However, an incomplete SBOM can give a false sense of security if organizations do not understand its limitations, leaving them open to unanticipated attacks from devices they believed to be secure.
Here’s the good news: we don’t have to accept SBOMs with flaws.
The key to getting the most out of SBOMs lies in making their production scalable, automated, and machine-readable. If an SBOM is created through a manual process, it is almost certainly subject to errors. It’s far easier to trust an SBOM when it was produced automatically by a third party using widely accepted tools.
In a perfect world, companies would not only provide one SBOM: their customers would demand a new one for each update, created by a trusted third party. More robust tooling could be used by manufacturers, as well as customers and end-users, to discover vulnerabilities throughout the supply chain For embedded systems and critical infrastructure, tooling that is purpose-built for firmware analysis is required, as existing AppSec tooling is incompatible with these systems.
A complete and accurate SBOM is just a list of components, a little like a grocery list: the list itself matters far less than what you do with it. If you have no processes to ingest and operationalize the information, its impact on your security profile will be minimal. The true value of an SBOM can only be realized in an organization committed to taking action to identify and remediate vulnerabilities discovered using the SBOM.
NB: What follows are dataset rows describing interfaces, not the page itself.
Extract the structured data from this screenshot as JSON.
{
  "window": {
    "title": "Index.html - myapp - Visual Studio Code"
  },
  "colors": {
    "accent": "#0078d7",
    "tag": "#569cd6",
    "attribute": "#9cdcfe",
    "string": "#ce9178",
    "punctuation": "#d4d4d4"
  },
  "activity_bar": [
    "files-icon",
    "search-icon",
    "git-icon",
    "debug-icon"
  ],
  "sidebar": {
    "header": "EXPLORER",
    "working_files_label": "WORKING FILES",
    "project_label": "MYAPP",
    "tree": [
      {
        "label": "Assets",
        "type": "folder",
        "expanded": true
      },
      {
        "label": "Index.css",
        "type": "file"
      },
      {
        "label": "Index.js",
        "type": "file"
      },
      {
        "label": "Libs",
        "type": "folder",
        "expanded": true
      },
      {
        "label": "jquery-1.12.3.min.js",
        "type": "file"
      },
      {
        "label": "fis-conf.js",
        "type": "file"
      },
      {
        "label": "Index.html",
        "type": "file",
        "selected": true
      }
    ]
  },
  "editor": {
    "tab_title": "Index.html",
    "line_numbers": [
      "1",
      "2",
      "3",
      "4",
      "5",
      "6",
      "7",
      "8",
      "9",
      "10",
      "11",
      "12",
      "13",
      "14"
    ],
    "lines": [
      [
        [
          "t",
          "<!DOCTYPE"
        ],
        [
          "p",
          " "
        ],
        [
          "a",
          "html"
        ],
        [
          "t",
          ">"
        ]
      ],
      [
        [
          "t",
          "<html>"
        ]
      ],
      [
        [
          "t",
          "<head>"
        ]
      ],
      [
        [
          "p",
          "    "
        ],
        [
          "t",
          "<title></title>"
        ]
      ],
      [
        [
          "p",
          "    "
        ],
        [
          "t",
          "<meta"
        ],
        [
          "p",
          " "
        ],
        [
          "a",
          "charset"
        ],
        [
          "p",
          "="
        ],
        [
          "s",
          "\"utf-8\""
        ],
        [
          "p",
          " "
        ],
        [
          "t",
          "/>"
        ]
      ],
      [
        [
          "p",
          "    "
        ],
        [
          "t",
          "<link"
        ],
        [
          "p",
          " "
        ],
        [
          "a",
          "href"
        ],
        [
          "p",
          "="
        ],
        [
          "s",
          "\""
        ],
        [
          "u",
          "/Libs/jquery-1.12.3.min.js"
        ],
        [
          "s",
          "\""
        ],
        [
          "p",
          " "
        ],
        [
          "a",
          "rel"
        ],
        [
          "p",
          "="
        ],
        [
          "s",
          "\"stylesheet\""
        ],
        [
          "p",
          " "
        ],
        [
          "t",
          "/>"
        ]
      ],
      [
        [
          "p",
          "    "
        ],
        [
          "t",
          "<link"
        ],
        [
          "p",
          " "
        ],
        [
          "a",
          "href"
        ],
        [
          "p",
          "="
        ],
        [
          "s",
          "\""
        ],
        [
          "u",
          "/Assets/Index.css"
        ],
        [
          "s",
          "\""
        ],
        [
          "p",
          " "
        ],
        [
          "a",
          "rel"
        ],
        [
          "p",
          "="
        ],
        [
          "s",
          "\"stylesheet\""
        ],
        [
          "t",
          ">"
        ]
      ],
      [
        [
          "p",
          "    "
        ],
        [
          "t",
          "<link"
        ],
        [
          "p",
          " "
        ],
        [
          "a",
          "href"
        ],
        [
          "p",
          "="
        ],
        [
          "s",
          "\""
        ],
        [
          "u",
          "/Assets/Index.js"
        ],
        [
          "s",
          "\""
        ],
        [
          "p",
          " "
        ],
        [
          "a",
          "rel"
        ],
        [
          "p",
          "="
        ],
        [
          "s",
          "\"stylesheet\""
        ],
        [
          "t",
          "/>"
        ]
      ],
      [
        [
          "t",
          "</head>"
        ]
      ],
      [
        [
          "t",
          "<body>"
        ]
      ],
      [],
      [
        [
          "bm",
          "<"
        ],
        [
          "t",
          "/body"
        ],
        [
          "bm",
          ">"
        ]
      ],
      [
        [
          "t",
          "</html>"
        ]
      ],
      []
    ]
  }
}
SBOMs help organizations take an important step toward visibility – and, as the cybersecurity adage goes, “you can’t protect what you can’t see.” Taking the next steps will require digging into how your vendors’ SBOMs are created, how deep they go, and how to automate SBOM production and analyze software and firmware at each stage of the development lifecycle as devices are readied for market.